Belvidere Estate comprises 223 character family homes, a retirement village, café and hotel.  This tranquil estate has extensive parklands, hiking and biking trails, play parks and provides easy access to Knysna’s only beach.  It is simple to see why so many choose to call this charming lifestyle estate, home.  

The estate has a strong English country village feel with its famous 170-year-old Holy Trinity Church, ancient oaks and historic homes. The development concept was designed to preserve this image by grouping the stands in cul-de-sacs with stretches of open fields and indigenous bush between them.

The architectural theme of the estate is Eastern Cape 19th  century homes (Georgian and Victorian style).  Building standards are firmly maintained by an Architectural Committee, which underwrites the value of your lifestyle investment.     


Dogs playing in the garden

The house served as a post office during several periods in the 19th and 20th century.  Duthie was also the driving force behind the building of the historic Norman-style sandstone Holy Trinity Church, which was consecrated in 1855.

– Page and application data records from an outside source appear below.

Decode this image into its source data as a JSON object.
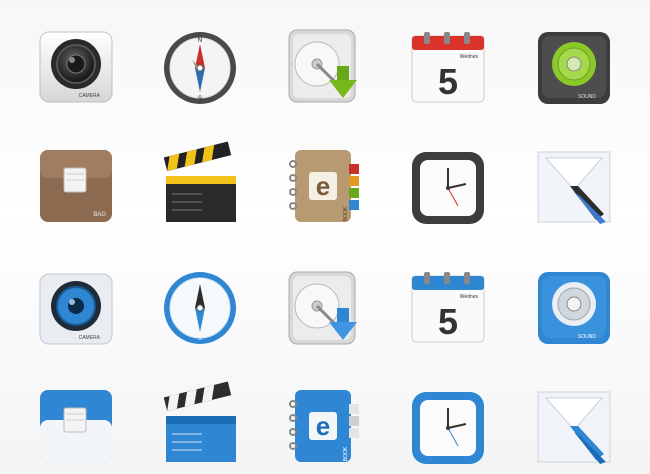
{
  "icon_grid": {
    "rows": [
      {
        "theme": "classic",
        "accent": "#79b81c",
        "camera_label": "CAMERA",
        "compass_north": "N",
        "compass_south": "S",
        "calendar_day": "Wednes",
        "calendar_number": "5",
        "speaker_label": "SOUND",
        "bag_label": "BAG",
        "book_letter": "e",
        "book_label": "BOOK"
      },
      {
        "theme": "classic-2",
        "accent": "#c9a23a"
      },
      {
        "theme": "blue",
        "accent": "#2f86d3",
        "camera_label": "CAMERA",
        "compass_north": "N",
        "compass_south": "S",
        "calendar_day": "Wednes",
        "calendar_number": "5",
        "speaker_label": "SOUND",
        "book_letter": "e",
        "book_label": "BOOK"
      },
      {
        "theme": "blue-2",
        "accent": "#2f86d3"
      }
    ]
  }
}
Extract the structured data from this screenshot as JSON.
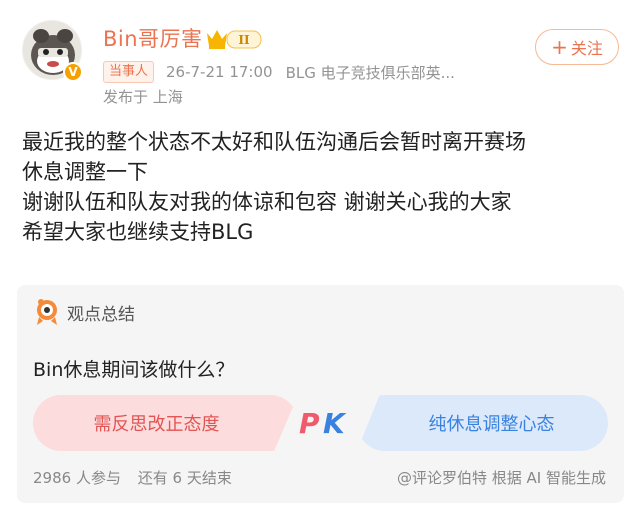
{
  "post": {
    "username": "Bin哥厉害",
    "level_badge": "II",
    "tag": "当事人",
    "timestamp": "26-7-21 17:00",
    "source": "BLG 电子竞技俱乐部英...",
    "location": "发布于 上海",
    "follow_label": "关注",
    "lines": [
      "最近我的整个状态不太好和队伍沟通后会暂时离开赛场",
      "休息调整一下",
      "谢谢队伍和队友对我的体谅和包容 谢谢关心我的大家",
      "希望大家也继续支持BLG"
    ]
  },
  "poll": {
    "title": "观点总结",
    "question": "Bin休息期间该做什么？",
    "option_a": "需反思改正态度",
    "option_b": "纯休息调整心态",
    "vs_label": "PK",
    "participants": "2986 人参与",
    "remaining": "还有 6 天结束",
    "source": "@评论罗伯特 根据 AI 智能生成"
  },
  "colors": {
    "accent": "#eb7350",
    "option_a": "#e25555",
    "option_b": "#3a82e0"
  },
  "icons": {
    "avatar": "cartoon-avatar",
    "verified": "verified-badge-icon",
    "summary": "robot-mascot-icon"
  }
}
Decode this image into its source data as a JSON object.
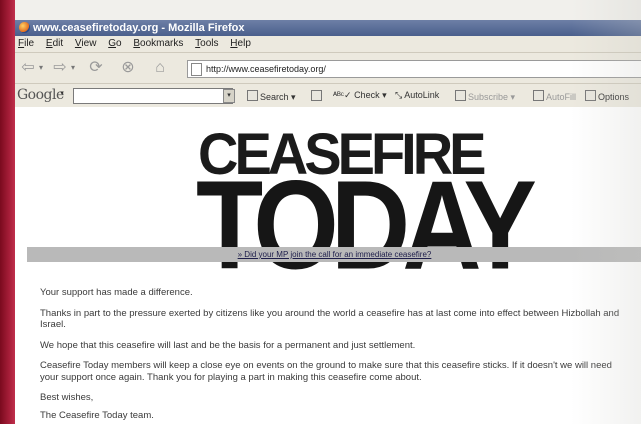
{
  "window": {
    "title": "www.ceasefiretoday.org - Mozilla Firefox"
  },
  "menu": [
    "File",
    "Edit",
    "View",
    "Go",
    "Bookmarks",
    "Tools",
    "Help"
  ],
  "nav": {
    "url": "http://www.ceasefiretoday.org/"
  },
  "google_toolbar": {
    "logo": "Google",
    "search_value": "",
    "search_label": "Search",
    "check_label": "Check",
    "autolink_label": "AutoLink",
    "subscribe_label": "Subscribe",
    "autofill_label": "AutoFill",
    "options_label": "Options"
  },
  "page": {
    "logo_line1": "CEASEFIRE",
    "logo_line2": "TODAY",
    "banner_link": "» Did your MP join the call for an immediate ceasefire?",
    "paragraphs": [
      "Your support has made a difference.",
      "Thanks in part to the pressure exerted by citizens like you around the world a ceasefire has at last come into effect between Hizbollah and Israel.",
      "We hope that this ceasefire will last and be the basis for a permanent and just settlement.",
      "Ceasefire Today members will keep a close eye on events on the ground to make sure that this ceasefire sticks. If it doesn't we will need your support once again. Thank you for playing a part in making this ceasefire come about.",
      "Best wishes,",
      "The Ceasefire Today team."
    ]
  }
}
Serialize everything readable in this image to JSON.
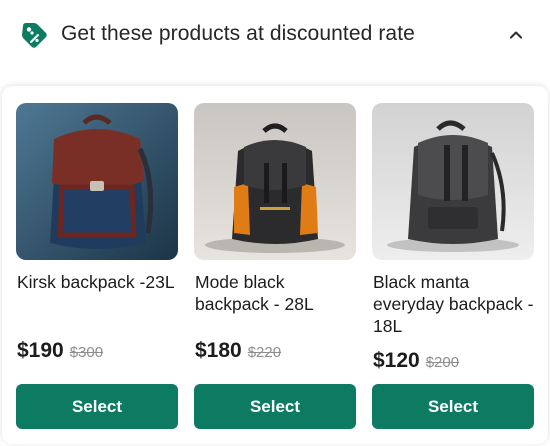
{
  "header": {
    "title": "Get these products at discounted rate",
    "icon": "discount-tag-icon",
    "toggle_icon": "chevron-up-icon",
    "accent_color": "#0d7b62"
  },
  "products": [
    {
      "name": "Kirsk backpack -23L",
      "price": "$190",
      "original_price": "$300",
      "button_label": "Select",
      "image": "red-navy-backpack-photo"
    },
    {
      "name": "Mode black backpack - 28L",
      "price": "$180",
      "original_price": "$220",
      "button_label": "Select",
      "image": "black-orange-backpack-photo"
    },
    {
      "name": "Black manta everyday backpack - 18L",
      "price": "$120",
      "original_price": "$200",
      "button_label": "Select",
      "image": "grey-backpack-photo"
    }
  ]
}
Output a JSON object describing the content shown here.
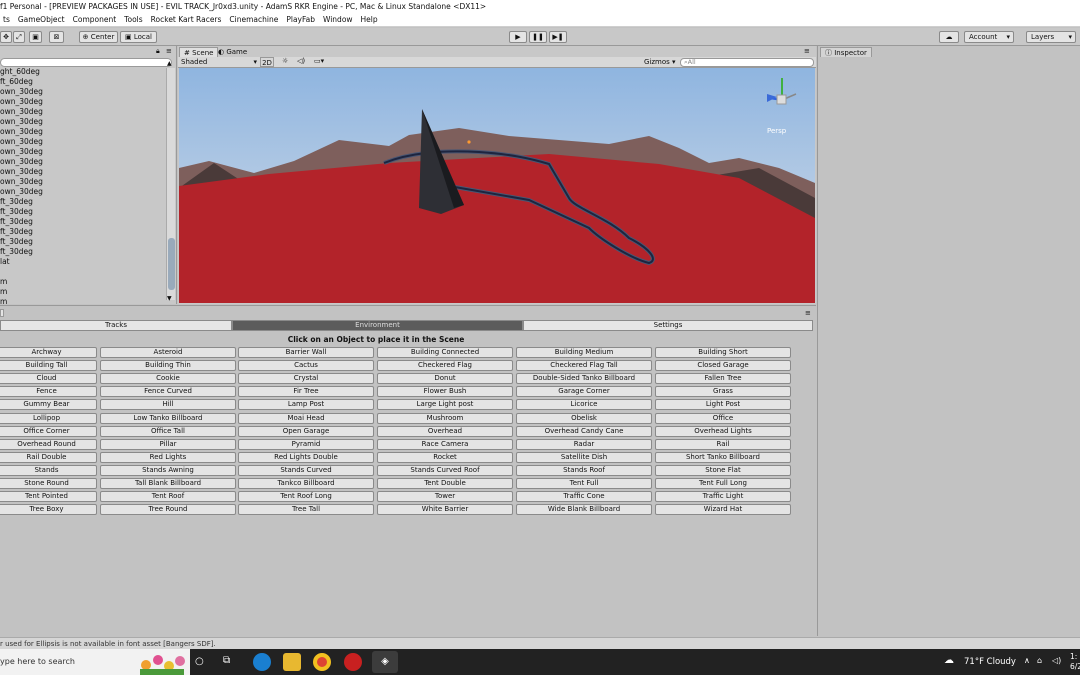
{
  "window_title": "f1 Personal - [PREVIEW PACKAGES IN USE] - EVIL TRACK_Jr0xd3.unity - AdamS RKR Engine - PC, Mac & Linux Standalone <DX11>",
  "menu": [
    "ts",
    "GameObject",
    "Component",
    "Tools",
    "Rocket Kart Racers",
    "Cinemachine",
    "PlayFab",
    "Window",
    "Help"
  ],
  "toolbar": {
    "center": "Center",
    "local": "Local",
    "account": "Account",
    "layers": "Layers"
  },
  "hierarchy_items": [
    "ght_60deg",
    "ft_60deg",
    "own_30deg",
    "own_30deg",
    "own_30deg",
    "own_30deg",
    "own_30deg",
    "own_30deg",
    "own_30deg",
    "own_30deg",
    "own_30deg",
    "own_30deg",
    "own_30deg",
    "ft_30deg",
    "ft_30deg",
    "ft_30deg",
    "ft_30deg",
    "ft_30deg",
    "ft_30deg",
    "lat",
    "",
    "m",
    "m",
    "m"
  ],
  "scene": {
    "tab_scene": "Scene",
    "tab_game": "Game",
    "shaded": "Shaded",
    "twod": "2D",
    "gizmos": "Gizmos",
    "search_placeholder": "All",
    "persp": "Persp"
  },
  "inspector_title": "Inspector",
  "bottom_tabs": [
    "Tracks",
    "Environment",
    "Settings"
  ],
  "hint": "Click on an Object to place it in the Scene",
  "objects": [
    "Archway",
    "Asteroid",
    "Barrier Wall",
    "Building Connected",
    "Building Medium",
    "Building Short",
    "Building Tall",
    "Building Thin",
    "Cactus",
    "Checkered Flag",
    "Checkered Flag Tall",
    "Closed Garage",
    "Cloud",
    "Cookie",
    "Crystal",
    "Donut",
    "Double-Sided Tanko Billboard",
    "Fallen Tree",
    "Fence",
    "Fence Curved",
    "Fir Tree",
    "Flower Bush",
    "Garage Corner",
    "Grass",
    "Gummy Bear",
    "Hill",
    "Lamp Post",
    "Large Light post",
    "Licorice",
    "Light Post",
    "Lollipop",
    "Low Tanko Billboard",
    "Moai Head",
    "Mushroom",
    "Obelisk",
    "Office",
    "Office Corner",
    "Office Tall",
    "Open Garage",
    "Overhead",
    "Overhead Candy Cane",
    "Overhead Lights",
    "Overhead Round",
    "Pillar",
    "Pyramid",
    "Race Camera",
    "Radar",
    "Rail",
    "Rail Double",
    "Red Lights",
    "Red Lights Double",
    "Rocket",
    "Satellite Dish",
    "Short Tanko Billboard",
    "Stands",
    "Stands Awning",
    "Stands Curved",
    "Stands Curved Roof",
    "Stands Roof",
    "Stone Flat",
    "Stone Round",
    "Tall Blank Billboard",
    "Tankco Billboard",
    "Tent Double",
    "Tent Full",
    "Tent Full Long",
    "Tent Pointed",
    "Tent Roof",
    "Tent Roof Long",
    "Tower",
    "Traffic Cone",
    "Traffic Light",
    "Tree Boxy",
    "Tree Round",
    "Tree Tall",
    "White Barrier",
    "Wide Blank Billboard",
    "Wizard Hat"
  ],
  "status_message": "r used for Ellipsis is not available in font asset [Bangers SDF].",
  "taskbar": {
    "search_placeholder": "ype here to search",
    "weather": "71°F  Cloudy",
    "clock_time": "1:",
    "clock_date": "6/2"
  },
  "colors": {
    "ground": "#b3232a",
    "sky": "#aac4e4",
    "selected_tab": "#5c5c5c"
  }
}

The last direct descendent of Thomas Duthie to live at Belvidere House was Augusta Vera (Avie).  At the age of 14, she went to Huguenot Seminary for Girls in Wellington and graduated with a BA degree in botany in 1901.  She became a lecturer at Victoria College (later to become the University of Stellenbosch) where she remained until she retired in 1940, whereafter she returned to Belvidere.  When she died in 1963, the primary purpose of her will was ‘to preserve the tradition and atmosphere of Belvidere as laid down by its Founder’.

Old Belvidere surrounds the church and the graves of the Duthie family whose remains rest in their beloved Belvidere.  Among the sounds of guinea fowl, plovers and herons, their memory lives on.

The Belvidere Estate story begins in 1830, when land known as ‘Uitzicht’ was acquired by George Rex, the ‘squire and proprietor of Knysna’. George added this lovely property to his estate which then amounted to more than 24,000 acres and renamed it Belvidere (‘a raised place commanding a beautiful view’).

In 1833, a young Scotsman named Thomas Henry Duthie, who was serving in the British Army, married George’s daughter, Caroline.  In 1835, Thomas paid his father-in-law £750 for the farm Belvidere, built their first cottage (near the site where The Bell Tavern now stands) and moved in.

The family outgrew the cottage and in 1848 foundations for their new, bigger home were laid.  According to his diary, in November 1849, the family had their ‘first dinner out of new house – good!’  With its simple design and indigenous wood interior, Belvidere House became an important example of English Georgian architecture in the Western Cape.